DON’T #1- Static Stretch before exercising
This is an area that remains somewhat controversial, but the balance of the research appears to be leaning towards this being a no-no. The main theory here is that holding longer static stretches reduces something called the “stretch reflex” in our muscles. What you need to know is that this “stretch reflex” is very important for muscles to produce powerful movements such as running, jumping, sprinting and changing direction, so pretty much any sport that requires you to move. If we reduce this reflex, it’s been shown that we cannot run, jump, or kick as hard afterwards, all good reasons to avoid this activity prior to exercise.
DO or DON’T #1 – Static stretch after exercise
Again, the research here is murky at best. Although it doesn’t seem that we can actually lengthen our muscles, and there is not a lot of evidence to support that stretching after exercise actually reduces our risk of future injury. There is some good evidence that it reduces the amount of soreness we experience from exercise..and well..it typically feels good to do it. So this one I leave in your court, if it feels good and you like it, keep on keepin’ on, if it’s boring and you don’t like it, it seems like it’s okay to skip on this one.
DO #2 – Dedicated mobility program as needed
I’m not saying you need to become a yogi master. But if you have a chronic hamstring that’s always just a bit tight and nags at the back of your mind in the 85th minute of your over 40’s master’s soccer game, it just might pay off to spend 5 minutes of your day improving that hammy strength and length so you crack that shot top corner and have bragging rights for the week. I’m just saying. If you’re not sure how to get over that nagging injury and what mobility program might work best, that’s when talking to a registered physiotherapist might be a good option to explore.
DON’T #2 – Stretch an injured muscle or joint
We’ve all been there. We feel something give in a muscle and we think, oh it’s just a bit tight. If I stretch it out it should calm down. The issue is that when we strain or sprain a muscle or joint, we often do a little microdamage to the tissues. Which is fine and will typically recover with some relative rest and slow return to activity. However, when we then start to intensely stretch out that already injured tissue, we are simply continuing to microdamage the tissue, effectively restarting the healing process over and over again. However, if things seem to be getting generally worse even with relative rest and slow return to activity, then it’s always best to get things checked out by a medical professional.
DO #3 – Eccentric exercises to improve flexibility

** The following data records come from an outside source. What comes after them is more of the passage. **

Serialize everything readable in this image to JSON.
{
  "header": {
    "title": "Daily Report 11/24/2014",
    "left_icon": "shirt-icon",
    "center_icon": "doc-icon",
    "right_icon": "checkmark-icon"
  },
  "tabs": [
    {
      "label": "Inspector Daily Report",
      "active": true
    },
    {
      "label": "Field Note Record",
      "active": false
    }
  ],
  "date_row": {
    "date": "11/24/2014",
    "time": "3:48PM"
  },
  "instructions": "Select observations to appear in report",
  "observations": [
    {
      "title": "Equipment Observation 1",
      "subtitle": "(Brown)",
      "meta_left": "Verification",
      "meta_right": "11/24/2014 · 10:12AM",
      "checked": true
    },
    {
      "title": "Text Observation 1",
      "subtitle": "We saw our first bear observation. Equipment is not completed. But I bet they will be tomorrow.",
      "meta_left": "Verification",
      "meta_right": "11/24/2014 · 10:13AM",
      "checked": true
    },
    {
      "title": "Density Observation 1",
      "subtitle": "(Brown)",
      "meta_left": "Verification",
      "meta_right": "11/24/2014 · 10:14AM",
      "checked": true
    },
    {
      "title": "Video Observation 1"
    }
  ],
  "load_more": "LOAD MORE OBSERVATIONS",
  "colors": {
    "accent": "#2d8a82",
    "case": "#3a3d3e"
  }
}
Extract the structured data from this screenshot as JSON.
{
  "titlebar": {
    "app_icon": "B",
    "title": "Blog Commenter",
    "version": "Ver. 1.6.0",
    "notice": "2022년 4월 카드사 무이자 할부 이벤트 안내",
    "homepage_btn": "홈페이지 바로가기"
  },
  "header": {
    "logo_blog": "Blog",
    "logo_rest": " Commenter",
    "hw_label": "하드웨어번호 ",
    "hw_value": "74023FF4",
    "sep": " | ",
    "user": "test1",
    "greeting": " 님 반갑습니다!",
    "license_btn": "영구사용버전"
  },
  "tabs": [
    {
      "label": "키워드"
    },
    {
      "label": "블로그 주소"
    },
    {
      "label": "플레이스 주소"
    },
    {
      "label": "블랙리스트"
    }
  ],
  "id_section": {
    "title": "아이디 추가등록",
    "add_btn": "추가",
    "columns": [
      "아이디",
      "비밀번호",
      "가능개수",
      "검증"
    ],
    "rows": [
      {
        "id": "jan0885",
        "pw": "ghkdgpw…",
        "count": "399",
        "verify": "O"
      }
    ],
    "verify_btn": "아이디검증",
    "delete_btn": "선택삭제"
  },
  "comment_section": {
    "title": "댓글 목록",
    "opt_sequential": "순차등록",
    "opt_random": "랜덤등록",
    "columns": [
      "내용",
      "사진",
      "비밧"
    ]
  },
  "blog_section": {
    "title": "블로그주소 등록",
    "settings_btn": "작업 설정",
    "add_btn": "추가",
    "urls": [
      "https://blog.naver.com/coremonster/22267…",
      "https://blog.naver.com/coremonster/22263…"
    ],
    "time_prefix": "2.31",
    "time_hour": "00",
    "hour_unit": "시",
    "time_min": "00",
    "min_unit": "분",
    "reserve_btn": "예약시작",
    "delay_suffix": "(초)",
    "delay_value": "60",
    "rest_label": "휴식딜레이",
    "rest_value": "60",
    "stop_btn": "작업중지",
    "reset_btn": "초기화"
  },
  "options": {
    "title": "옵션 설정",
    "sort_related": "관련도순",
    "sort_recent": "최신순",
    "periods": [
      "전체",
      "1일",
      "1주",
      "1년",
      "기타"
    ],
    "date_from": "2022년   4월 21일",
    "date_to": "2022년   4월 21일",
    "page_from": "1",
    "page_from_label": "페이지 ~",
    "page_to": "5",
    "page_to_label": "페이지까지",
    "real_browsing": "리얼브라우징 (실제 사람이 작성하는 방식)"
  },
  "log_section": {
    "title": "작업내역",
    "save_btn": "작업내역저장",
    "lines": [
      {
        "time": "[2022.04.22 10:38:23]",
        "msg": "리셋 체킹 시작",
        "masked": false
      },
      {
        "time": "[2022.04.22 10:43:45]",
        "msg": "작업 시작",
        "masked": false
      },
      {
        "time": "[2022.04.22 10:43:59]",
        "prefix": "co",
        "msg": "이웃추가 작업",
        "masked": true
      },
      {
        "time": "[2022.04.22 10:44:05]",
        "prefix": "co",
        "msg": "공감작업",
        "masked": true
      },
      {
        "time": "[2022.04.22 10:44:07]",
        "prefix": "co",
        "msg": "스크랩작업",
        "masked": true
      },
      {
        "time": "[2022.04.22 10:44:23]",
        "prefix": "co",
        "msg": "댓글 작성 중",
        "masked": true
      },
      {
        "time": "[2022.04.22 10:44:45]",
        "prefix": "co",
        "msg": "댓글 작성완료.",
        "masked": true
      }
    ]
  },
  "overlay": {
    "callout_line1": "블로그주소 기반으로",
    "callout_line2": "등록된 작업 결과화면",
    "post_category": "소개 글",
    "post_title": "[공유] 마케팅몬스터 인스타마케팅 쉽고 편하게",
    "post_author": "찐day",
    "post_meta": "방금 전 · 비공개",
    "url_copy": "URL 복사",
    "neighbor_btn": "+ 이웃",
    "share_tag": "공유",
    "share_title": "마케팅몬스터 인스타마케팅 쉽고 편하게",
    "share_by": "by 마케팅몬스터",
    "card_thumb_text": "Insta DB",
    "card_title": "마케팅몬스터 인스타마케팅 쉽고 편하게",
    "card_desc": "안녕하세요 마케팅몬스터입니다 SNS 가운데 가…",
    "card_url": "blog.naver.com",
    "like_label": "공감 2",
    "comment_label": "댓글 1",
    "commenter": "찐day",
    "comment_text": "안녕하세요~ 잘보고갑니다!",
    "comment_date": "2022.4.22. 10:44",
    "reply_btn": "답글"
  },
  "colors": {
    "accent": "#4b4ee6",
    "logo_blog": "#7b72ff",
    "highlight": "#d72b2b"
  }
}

Why are yoga master’s so flexible!? Well, they spend over 800 hours doing unbelievable poses. But also, when they’re getting into those ridiculous poses, the slow controlled movements to get there are in effect eccentrically loading a lot of their muscles. It turns out that eccentric loading, meaning your muscle gets longer while your contracting it (think slowly lowering down from a chin-up = lats eccentric exercise) is one of the most supported ways to truly lengthen, and more importantly, strengthen our muscular tissue. So, getting yourself on a great eccentric flexibility program is a smart place to start to really getting more flexible.
In the end, the concept of stretching continues to remain somewhat of a quagmire in the sports and exercise world. I hope that this article has given you something to hang your hat on when it comes to your next exercise session or sporting game. But, if I’ve got you wondering how stretching might (or might not) fit into your active lifestyle, consulting a physiotherapist is always a good place to start to get you moving in the right direction.
Interim Physiotherapist, Thrive Now Physiotherapy